Although it is aimed towards families, you should be aware that dozens of things happen which may be scary for younger viewers. Numerous creatures come alive terrorizing the citizens of Camelot and killing many of them. Magic is the driving force and Merlin is often using it, but only for good. Some evil magicians do rise who pose threats. There are one or two near executions. If I had to pick on one real failing of the series it would be the special effects. Most the time, they are obviously not well done, most especially the interaction with the Great Dragon (voiced by John Hurt); the scenes just look “fake.” The costuming is… interesting to say the least. It is a blend of overt modern and ancient times. Most the time, I am raving against it because it all looks way too relatable to today’s clothing but that doesn’t mean that the gowns aren’t gorgeous! Several look made of silk material and are far brighter than usual. Mainly where it suffers is in the accessories -- the jewelry doesn’t look rustic, if there even were jewels worn as depicted, and the men wear a lot of leather. The bulk of the series is meant for a younger crowd and maintains a fresh-faced cast, which is likely where they get off in dressing their actors in such modern-leaning clothing.
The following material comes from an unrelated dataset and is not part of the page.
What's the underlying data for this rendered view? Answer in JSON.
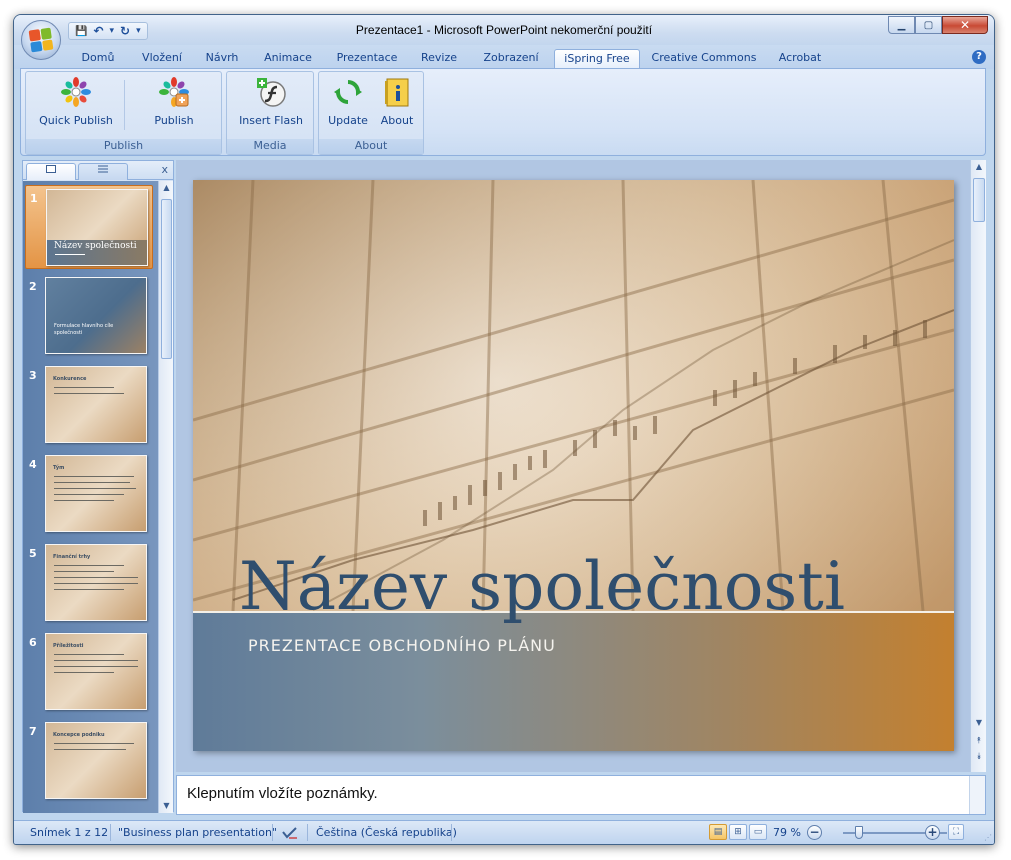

I just cannot find much to take issue with about this series -- I find myself enjoying it far too much for that. Humor has a better control this time and it effortlessly merges into something of greater import -- such as Arthur’s attempt to cook turning into a realization nothing could happen between he and Gwen. One of the sweetest episodes finds Merlin experiencing the blush of first love, and while it does get a little “creepy” (circumstances surrounding his lady), the end manages to be touching as does the finale plus “Sweet Dreams” is a laugh a minute. Casting was well done and I am glad that no one has left yet but new faces have become regulars, such as Emilia Fox while Charles Dance (Mr. Tulkinghorn from Bleak House) guest stars. By far, this is my favorite take on the popular fable. For the most part it is clean and the scripts take us farther back than most Camelot legends thus far have.